A's For Your Q's
WHAT IS MASTERING?
Have you ever been blown away by how great a track sounds in the studio, only to be disappointed by how it sounds on a car stereo or earbuds? That track (hopefully) wasn’t yet mastered.
Mastering readies your music to sound the best it possibly can, anywhere it’s played. Not only do mastering engineers have special tools and techniques to bring your music up to commercial sonic quality and loudness, but we serve as a fresh set of ears to notice errors and correct mixing oversights.
DO I NEED MASTERING?
Are you creating a recording for sale to the public? Then yes, you need mastering! Mastering optimizes your music for playback in the real world. And it is a minefield out there right now!
In addition to the standards of yesterday like broadcast radio, home stereo systems, and car audio... your music has to withstand a lot of abuse at the hands of streaming and low quality listening devices. Mastering ensures that you'll sound as good as technologically possible on the very worst — as well as the very best — of mediums.
DO I NEED A SEPARATE MASTER FOR VINYL?
Yes. The commercial standard loudness for CD and digital streaming platforms does not translate well to vinyl.
While some vinyl duplication services will agree to just "turn the master down," this really isn't a good idea. Your recording will still lack the appropriate dynamic range for vinyl, and end up sounding squashed and muffled.
WHAT ABOUT LANDR?
LANDR can be useful for a true "demo," a recording that is not meant to be heard by the public. A rough sketch to show other songwriters, bandmates, or maybe a label.
ANALOG VS. DIGITAL MASTERING

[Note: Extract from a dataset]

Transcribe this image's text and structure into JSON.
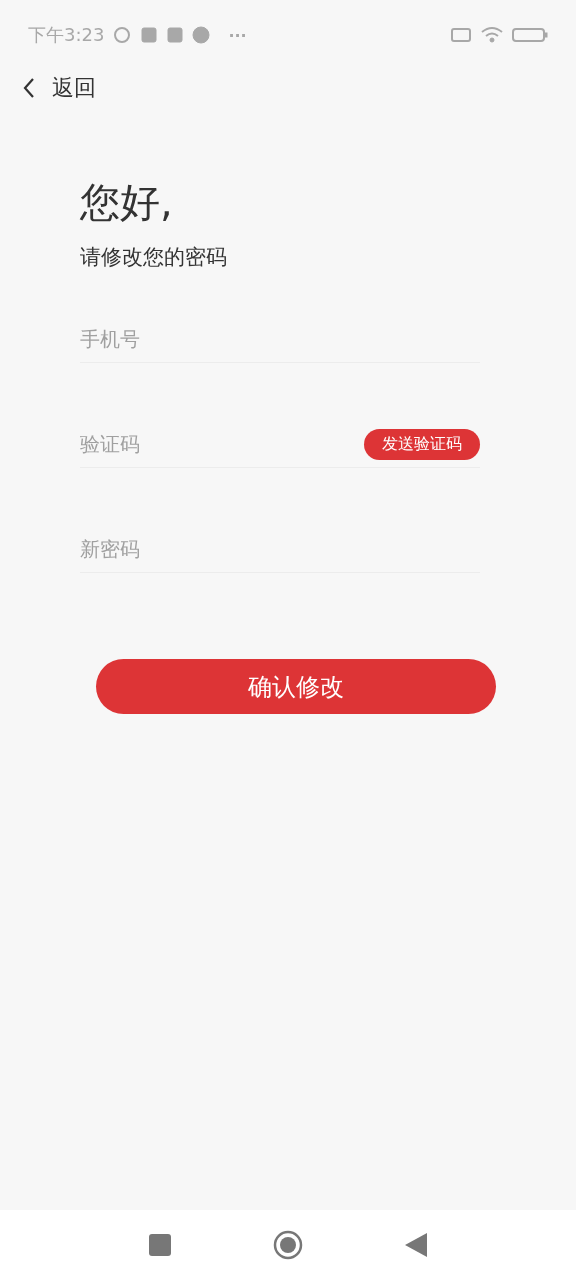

This one is interesting. Some recordings really do sound better with purely digital mastering. I would argue that those recordings are rare, but it does happen. However, a professional mastering engineer will be equipped with the best in both digital and analog processing. Studios that only offer in-the-box mastering often turn out questionable work. Digital vs. Analog isn't always the aesthetic choice it sounds like, it's a matter of preserving and/or enhancing the fidelity of the audio. A good mastering engineer will be open to discussing your sonic goals, and picking the appropriate tools to achieve them.
BUT MY MIX ENGINEER SAYS HE CAN MASTER IT...
Your mix engineer is a hippie.